▶ [Task]: Return, from the lines below, each one that includes the word "noon".

▶ [Data to use]:
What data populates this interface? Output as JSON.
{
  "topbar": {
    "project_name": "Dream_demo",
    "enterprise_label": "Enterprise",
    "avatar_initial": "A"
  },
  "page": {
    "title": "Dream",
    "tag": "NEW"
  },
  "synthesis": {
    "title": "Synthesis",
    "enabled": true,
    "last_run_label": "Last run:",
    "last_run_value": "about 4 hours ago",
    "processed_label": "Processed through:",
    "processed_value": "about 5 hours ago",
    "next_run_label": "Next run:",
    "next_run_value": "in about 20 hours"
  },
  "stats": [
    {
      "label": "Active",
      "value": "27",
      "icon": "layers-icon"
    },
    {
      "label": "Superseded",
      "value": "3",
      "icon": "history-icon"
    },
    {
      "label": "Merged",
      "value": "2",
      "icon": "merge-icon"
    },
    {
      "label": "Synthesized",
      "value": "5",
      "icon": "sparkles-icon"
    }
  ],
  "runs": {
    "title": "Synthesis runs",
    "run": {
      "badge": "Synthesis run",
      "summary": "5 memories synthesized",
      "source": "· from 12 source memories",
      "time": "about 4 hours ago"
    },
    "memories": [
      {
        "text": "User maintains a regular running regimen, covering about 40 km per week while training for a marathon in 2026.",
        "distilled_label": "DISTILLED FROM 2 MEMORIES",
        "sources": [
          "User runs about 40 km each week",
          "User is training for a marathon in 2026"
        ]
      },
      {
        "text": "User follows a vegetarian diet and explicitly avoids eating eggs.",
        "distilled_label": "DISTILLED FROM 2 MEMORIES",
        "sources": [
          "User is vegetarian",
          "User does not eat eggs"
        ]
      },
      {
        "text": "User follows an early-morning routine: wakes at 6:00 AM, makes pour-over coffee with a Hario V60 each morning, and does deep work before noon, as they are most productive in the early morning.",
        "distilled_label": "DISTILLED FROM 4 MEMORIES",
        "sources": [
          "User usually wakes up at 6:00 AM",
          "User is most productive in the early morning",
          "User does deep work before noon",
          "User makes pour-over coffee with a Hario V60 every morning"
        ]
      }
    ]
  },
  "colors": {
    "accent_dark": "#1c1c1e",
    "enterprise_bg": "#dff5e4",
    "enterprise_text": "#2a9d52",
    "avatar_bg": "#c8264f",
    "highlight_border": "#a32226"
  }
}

▶ [Reply]:
        "text": "User follows an early-morning routine: wakes at 6:00 AM, makes pour-over coffee with a Hario V60 each morning, and does deep work before noon, as they are most productive in the early morning.",
          "User does deep work before noon",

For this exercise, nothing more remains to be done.